WORK TO COMPLETE: Which lines of the data contain the string "distance"? Copy every one of them.

INPUT DATA:
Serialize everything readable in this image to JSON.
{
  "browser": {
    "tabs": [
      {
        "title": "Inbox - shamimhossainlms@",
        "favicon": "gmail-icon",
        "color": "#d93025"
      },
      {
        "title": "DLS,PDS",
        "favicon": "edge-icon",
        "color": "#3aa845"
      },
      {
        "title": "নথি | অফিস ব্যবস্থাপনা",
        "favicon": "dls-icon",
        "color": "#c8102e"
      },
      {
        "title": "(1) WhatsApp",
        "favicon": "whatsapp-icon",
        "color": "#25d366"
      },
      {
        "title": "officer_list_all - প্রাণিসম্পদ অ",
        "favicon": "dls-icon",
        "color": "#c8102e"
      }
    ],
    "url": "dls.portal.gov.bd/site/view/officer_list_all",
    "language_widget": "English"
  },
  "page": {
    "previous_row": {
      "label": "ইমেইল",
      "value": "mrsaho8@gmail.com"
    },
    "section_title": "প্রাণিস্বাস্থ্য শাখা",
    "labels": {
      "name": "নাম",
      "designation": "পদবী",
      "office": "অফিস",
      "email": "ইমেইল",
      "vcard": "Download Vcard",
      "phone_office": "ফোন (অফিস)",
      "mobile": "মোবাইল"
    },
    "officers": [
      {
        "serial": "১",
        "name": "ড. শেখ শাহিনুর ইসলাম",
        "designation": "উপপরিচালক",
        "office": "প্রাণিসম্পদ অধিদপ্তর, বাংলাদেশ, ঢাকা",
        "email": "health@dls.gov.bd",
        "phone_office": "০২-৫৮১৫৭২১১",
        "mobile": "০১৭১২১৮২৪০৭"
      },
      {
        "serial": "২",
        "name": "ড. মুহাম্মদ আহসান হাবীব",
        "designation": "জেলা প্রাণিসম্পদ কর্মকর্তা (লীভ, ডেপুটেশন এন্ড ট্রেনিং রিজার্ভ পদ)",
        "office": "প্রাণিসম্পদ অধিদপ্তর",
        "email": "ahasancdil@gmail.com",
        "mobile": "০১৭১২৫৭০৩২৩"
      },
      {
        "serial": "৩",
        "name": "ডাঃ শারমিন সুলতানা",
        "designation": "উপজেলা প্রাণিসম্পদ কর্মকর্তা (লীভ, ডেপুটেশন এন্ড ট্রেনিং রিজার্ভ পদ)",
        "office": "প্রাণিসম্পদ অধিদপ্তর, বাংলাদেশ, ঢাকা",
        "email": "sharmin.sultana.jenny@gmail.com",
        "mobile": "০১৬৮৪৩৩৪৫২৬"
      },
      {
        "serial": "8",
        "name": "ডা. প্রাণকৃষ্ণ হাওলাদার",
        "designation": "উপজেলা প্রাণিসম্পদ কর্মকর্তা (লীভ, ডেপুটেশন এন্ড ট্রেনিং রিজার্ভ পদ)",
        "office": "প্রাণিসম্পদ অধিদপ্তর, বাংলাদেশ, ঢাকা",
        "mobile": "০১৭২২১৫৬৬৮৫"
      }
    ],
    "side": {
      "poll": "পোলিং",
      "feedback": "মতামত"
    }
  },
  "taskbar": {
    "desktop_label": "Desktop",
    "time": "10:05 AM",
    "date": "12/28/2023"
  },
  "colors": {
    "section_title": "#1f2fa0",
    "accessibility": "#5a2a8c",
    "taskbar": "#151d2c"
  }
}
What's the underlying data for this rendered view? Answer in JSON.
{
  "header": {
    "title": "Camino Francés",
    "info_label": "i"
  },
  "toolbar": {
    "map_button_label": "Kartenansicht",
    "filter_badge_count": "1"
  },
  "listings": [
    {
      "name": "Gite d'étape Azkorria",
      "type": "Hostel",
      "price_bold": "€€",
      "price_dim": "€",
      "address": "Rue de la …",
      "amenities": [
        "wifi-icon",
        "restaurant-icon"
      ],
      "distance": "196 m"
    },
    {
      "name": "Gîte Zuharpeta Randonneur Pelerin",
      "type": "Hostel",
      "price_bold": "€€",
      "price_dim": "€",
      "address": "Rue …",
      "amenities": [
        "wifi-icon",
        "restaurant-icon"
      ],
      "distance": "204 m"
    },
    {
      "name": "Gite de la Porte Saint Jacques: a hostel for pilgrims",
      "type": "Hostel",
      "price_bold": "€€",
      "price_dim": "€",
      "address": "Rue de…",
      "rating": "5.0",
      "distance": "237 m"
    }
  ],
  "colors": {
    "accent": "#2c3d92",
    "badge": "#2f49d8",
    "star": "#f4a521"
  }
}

WORKED SOLUTION:
      "distance": "196 m"
      "distance": "204 m"
      "distance": "237 m"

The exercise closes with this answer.